Hong Kong companies are beating Chinese equities again this year. The city’s shares have climbed 3.2 percent, while the MSCI China is unchanged for 2011. Speculation that Beijing policy makers will boost interest rates again drove the MSCI Hong Kong down 0.9 percent to 11,549.30 last week and the China gauge to a 1.2 percent loss to 66.59.

The MSCI All-Country World Index fell for a second week, dropping 0.2 percent to 334.54, as Egyptian protesters clashed with police. The gauge has rallied 94 percent since March 9, 2009, as the global economy recovered from the U.S. mortgage crisis that caused $1.98 trillion in bank losses and writedowns. Annual increases of 32 percent in 2009 and 10 percent last year were the biggest since gains of 32 percent and 13 percent in 2003 and 2004, data compiled by Bloomberg show.

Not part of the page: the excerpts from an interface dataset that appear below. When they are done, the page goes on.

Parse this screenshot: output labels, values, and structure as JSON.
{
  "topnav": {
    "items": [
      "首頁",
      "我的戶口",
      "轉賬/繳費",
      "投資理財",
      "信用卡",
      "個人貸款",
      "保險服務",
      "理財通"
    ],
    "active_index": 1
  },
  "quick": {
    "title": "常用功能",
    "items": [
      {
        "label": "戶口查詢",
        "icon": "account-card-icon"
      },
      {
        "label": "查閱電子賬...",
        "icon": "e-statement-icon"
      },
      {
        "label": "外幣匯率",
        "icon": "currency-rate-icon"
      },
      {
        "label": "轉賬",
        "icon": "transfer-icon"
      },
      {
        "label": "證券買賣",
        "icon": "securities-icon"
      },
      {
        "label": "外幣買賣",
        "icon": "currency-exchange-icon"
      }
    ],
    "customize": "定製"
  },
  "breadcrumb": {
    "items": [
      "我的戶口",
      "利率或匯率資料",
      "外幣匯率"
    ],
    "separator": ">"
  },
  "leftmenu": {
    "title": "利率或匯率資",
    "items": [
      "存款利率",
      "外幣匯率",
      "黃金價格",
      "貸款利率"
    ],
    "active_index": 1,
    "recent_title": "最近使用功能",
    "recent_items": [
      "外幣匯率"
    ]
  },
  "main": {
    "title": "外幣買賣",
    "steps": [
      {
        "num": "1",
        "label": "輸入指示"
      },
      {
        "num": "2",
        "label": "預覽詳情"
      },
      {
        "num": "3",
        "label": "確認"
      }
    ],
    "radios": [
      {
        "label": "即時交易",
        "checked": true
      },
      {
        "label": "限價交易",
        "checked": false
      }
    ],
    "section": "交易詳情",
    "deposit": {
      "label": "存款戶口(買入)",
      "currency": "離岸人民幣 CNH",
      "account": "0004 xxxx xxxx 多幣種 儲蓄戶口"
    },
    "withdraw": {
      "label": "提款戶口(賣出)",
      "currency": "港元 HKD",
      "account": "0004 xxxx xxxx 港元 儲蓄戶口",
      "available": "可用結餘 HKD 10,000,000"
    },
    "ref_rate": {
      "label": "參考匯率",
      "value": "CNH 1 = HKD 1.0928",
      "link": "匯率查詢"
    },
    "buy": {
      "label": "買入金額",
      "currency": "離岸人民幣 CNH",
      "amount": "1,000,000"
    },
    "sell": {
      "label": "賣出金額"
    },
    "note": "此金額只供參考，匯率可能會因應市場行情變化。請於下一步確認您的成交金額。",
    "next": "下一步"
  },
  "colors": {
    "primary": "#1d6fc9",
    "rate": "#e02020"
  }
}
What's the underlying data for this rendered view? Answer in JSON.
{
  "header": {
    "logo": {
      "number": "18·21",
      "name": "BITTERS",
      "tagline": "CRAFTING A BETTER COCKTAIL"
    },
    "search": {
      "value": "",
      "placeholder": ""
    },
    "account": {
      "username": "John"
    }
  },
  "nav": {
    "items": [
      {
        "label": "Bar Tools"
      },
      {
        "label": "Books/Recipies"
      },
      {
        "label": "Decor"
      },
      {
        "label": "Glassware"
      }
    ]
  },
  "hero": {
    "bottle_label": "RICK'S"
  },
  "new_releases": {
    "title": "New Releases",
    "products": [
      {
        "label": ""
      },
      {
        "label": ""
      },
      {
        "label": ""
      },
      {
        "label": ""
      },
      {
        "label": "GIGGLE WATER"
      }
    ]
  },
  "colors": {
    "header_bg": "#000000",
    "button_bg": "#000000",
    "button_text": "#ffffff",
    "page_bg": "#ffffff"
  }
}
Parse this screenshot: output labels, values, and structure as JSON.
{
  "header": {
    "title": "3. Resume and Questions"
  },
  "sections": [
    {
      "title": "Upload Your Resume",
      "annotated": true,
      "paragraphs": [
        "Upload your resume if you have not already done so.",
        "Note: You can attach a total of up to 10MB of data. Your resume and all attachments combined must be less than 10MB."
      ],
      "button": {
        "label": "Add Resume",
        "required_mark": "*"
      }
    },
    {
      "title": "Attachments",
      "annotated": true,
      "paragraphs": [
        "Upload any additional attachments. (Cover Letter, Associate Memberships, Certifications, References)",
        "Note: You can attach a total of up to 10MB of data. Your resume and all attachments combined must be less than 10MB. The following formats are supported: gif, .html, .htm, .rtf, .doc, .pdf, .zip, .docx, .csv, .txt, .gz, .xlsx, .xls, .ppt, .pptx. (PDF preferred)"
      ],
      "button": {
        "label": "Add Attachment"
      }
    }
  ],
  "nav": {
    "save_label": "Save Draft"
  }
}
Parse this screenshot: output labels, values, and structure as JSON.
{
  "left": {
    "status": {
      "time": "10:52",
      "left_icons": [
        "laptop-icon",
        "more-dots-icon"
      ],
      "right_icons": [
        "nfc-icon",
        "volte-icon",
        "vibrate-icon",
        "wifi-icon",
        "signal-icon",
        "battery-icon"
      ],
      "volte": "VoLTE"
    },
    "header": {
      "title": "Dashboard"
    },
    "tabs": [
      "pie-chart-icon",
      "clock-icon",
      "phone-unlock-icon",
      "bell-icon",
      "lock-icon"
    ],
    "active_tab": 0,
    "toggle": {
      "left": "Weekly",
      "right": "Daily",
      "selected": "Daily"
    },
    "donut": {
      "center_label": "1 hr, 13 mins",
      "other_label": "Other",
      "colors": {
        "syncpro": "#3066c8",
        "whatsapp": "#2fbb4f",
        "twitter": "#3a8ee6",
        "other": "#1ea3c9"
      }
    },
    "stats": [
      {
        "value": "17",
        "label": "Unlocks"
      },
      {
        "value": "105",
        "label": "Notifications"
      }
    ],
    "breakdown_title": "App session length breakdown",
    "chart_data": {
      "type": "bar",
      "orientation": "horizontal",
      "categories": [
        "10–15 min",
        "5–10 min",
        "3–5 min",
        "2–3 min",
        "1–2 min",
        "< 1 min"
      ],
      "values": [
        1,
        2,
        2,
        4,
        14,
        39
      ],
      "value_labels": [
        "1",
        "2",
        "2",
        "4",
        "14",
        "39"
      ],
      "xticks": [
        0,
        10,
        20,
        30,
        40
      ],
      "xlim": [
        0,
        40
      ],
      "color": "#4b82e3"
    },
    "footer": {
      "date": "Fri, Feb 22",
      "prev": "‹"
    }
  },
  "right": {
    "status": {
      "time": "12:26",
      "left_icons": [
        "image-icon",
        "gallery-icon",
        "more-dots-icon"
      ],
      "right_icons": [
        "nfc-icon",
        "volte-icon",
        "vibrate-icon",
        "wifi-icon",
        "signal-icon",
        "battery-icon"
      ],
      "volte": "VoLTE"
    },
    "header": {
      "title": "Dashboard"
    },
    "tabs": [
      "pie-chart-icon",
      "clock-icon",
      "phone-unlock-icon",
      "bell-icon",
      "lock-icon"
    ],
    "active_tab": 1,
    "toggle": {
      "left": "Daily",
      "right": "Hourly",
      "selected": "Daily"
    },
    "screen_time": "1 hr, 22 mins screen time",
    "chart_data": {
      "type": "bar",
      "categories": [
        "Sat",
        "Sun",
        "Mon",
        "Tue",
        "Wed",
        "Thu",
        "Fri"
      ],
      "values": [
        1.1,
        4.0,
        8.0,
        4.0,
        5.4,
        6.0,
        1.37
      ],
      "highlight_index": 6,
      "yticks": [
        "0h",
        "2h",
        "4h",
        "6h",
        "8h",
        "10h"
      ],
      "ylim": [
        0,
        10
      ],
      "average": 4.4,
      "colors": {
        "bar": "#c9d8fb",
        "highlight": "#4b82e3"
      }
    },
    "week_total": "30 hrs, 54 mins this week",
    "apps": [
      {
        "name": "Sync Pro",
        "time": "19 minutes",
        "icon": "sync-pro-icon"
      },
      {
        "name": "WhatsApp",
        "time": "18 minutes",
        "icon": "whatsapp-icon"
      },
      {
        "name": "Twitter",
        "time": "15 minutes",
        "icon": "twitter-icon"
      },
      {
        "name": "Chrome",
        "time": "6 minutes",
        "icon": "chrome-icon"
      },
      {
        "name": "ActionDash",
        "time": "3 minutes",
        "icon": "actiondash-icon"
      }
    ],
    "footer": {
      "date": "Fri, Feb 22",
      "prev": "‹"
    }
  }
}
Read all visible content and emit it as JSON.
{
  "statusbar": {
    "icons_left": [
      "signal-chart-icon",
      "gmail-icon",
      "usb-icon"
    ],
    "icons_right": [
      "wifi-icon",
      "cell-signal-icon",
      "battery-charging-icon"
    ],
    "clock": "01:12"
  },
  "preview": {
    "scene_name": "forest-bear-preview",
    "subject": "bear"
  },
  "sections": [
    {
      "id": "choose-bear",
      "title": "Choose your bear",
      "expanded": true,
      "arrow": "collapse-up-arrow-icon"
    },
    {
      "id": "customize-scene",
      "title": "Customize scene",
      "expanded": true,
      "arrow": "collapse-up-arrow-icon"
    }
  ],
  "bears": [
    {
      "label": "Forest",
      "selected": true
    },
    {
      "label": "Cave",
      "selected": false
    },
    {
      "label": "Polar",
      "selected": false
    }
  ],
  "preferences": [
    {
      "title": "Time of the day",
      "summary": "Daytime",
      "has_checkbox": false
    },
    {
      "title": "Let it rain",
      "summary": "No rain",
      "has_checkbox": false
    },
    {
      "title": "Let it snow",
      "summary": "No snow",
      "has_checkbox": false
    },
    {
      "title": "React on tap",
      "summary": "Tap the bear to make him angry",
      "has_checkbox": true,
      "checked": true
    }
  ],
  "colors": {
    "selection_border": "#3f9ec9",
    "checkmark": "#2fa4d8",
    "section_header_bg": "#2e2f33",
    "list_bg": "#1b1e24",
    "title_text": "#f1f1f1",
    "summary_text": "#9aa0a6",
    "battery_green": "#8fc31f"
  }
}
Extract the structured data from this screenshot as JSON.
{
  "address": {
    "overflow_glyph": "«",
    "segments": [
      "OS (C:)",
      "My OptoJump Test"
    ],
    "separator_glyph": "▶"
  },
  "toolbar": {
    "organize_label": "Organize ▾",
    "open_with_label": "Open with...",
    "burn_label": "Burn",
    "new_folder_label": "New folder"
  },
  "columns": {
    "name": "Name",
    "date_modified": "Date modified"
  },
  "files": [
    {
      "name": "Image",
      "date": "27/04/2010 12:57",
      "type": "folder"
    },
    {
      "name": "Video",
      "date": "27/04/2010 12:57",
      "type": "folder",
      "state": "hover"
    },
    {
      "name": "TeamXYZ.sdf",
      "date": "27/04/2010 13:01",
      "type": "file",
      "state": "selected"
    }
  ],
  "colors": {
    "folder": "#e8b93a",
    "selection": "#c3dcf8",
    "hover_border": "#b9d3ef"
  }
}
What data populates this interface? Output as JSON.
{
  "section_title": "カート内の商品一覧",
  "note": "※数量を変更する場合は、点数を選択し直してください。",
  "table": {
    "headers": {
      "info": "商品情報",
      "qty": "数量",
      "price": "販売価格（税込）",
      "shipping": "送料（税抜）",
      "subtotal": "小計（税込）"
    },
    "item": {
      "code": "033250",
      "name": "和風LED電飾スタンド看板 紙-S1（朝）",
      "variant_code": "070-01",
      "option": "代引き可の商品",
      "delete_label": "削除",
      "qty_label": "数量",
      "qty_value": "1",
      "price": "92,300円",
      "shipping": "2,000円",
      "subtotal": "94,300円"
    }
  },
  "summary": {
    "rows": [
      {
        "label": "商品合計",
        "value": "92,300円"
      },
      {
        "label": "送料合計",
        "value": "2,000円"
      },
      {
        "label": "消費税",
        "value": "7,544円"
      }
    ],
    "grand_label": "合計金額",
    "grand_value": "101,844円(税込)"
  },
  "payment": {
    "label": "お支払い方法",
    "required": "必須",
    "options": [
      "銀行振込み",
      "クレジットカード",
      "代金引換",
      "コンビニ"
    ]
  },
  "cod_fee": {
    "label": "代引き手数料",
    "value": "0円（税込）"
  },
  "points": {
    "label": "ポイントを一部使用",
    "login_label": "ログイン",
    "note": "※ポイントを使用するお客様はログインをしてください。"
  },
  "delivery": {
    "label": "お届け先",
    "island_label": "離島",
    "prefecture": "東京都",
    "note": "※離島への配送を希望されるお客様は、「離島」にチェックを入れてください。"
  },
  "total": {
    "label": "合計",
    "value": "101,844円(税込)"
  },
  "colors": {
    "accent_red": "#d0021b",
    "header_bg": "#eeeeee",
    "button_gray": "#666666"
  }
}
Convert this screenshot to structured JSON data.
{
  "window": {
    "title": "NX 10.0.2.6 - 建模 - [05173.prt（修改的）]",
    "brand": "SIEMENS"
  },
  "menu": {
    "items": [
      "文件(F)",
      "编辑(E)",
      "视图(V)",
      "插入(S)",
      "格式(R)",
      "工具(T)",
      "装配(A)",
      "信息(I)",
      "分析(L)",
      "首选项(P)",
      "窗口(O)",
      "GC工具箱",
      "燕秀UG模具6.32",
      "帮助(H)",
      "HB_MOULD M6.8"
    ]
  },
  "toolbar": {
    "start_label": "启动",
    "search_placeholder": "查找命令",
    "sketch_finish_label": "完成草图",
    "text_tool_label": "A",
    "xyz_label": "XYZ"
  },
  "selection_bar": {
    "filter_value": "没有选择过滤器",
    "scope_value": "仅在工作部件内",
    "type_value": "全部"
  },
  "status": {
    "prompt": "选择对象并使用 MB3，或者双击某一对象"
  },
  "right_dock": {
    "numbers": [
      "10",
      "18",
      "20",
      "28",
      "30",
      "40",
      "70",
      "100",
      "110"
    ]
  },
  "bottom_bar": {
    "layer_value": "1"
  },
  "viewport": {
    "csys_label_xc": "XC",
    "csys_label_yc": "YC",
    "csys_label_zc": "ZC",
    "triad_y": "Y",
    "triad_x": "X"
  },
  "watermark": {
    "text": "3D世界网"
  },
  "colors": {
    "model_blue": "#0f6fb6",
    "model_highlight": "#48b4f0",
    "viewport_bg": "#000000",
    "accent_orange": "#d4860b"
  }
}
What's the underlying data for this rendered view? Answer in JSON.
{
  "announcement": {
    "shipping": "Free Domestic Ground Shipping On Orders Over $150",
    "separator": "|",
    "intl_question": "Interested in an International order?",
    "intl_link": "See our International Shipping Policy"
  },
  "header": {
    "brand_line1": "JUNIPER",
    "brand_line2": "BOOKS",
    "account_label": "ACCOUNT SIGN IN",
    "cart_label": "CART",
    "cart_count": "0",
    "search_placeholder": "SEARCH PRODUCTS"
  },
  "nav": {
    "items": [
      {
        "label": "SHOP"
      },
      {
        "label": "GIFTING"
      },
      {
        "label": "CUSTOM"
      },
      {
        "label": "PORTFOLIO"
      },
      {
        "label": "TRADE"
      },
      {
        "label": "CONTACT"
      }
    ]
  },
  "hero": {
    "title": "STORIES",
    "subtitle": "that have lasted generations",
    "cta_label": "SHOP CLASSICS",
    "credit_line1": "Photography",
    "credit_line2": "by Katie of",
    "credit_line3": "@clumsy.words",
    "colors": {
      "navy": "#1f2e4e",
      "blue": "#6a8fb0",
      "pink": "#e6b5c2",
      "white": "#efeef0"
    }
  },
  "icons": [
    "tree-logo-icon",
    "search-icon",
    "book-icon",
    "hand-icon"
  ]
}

“Global growth is fine,” said Madelynn Matlock, who helps oversee $13.8 billion at Huntington Asset Advisors in Cincinnati. “The liquidity from developed countries is helpful. The test that the Chinese policy makers face is probably a little tough. They have to find a way to keep the economy growing, without overheating. The good news is that they’ve done a good job so far.”

Less Than India

Consumer prices rose less in China than India last year, increasing 3.3 percent versus 10.8 percent, as both economies expanded at similar rates, according to data compiled by Bloomberg. GDP grew 10.3 percent last year in China and more than 8 percent in each of the first three quarters in India, according to government data. China’s GDP probably exceeded Japan’s last year, Economic and Fiscal Policy Minister Kaoru Yosano told reporters in Tokyo on Jan. 20.

PetroChina Co., the nation’s biggest energy producer, has risen 17 percent in the past six months as the Beijing-based company benefited from the 15 percent increase in crude oil prices last year. Its price-earnings ratio using 2010 income was 13.3 at the end of last week, compared with 13.9 for Irving, Texas-based Exxon Mobil Corp.

China Petroleum & Chemical Corp. of Beijing, the nation’s biggest oil refiner, advanced 33 percent since July 27. Energy stocks in the MSCI China trade at an average of 12.1 times estimated earnings, the lowest among 10 industries.

Biggest Gains

Companies that benefit from global growth are posting the biggest gains. Rising demand from emerging and developed nations led the IMF to raise its forecast for worldwide economic growth this year to 4.4 percent from 4.2 percent, according to a Jan. 25 report from the Washington-based lender.

Hutchison Whampoa Ltd., the world’s biggest container- terminal operator, has rallied 84 percent, leading industrial shares to the biggest gain among 10 groups in the MSCI Hong Kong in the past six months as rising exports helped drive expansion. The valuation for the company controlled by Li Ka-shing, Hong Kong’s richest person, has more than doubled from a two-year low of 13.7 times annual earnings in July to 26.8, according to Bloomberg data.

While the pace of China’s growth will slow in the next five years, the economy need not contract, said Aaron Gurwitz, chief investment officer at Barclays Wealth, which oversees about $244 billion. Gurwitz, who spoke in a Bloomberg Television interview, is bullish on Asian shares, including China, Korea and Taiwan.

Discounted Valuations

The MSCI China trades at 11.7 times estimated profits, below the average of 14.9, according to data compiled by Bloomberg since 2006. Among the 10 biggest global equity markets, only France, the U.K. and Germany have lower valuations. Gross domestic product in the European Union is estimated to rise 1.6 percent this year, the median estimate from 20 economists surveyed by Bloomberg. GDP in China will climb 9.6 percent this year and 9.5 percent in 2012, according to the IMF.

“The valuation disparity will probably return to normal,” said Wasif Latif, vice president of equity investments at USAA Investment Management Co., which oversees $47 billion in San Antonio. Chinese regulators “are trying to engineer a soft landing-type of situation and they will probably be able to manage that,” he said. “That would make for a decent buying opportunity.”

My very short commnents
I know that we have a lot of concerns out there, property bubble, inflation, macro-slow down, etc...... but if 10-11X PE(market as a whole) have not discounted all these bad news, what else will?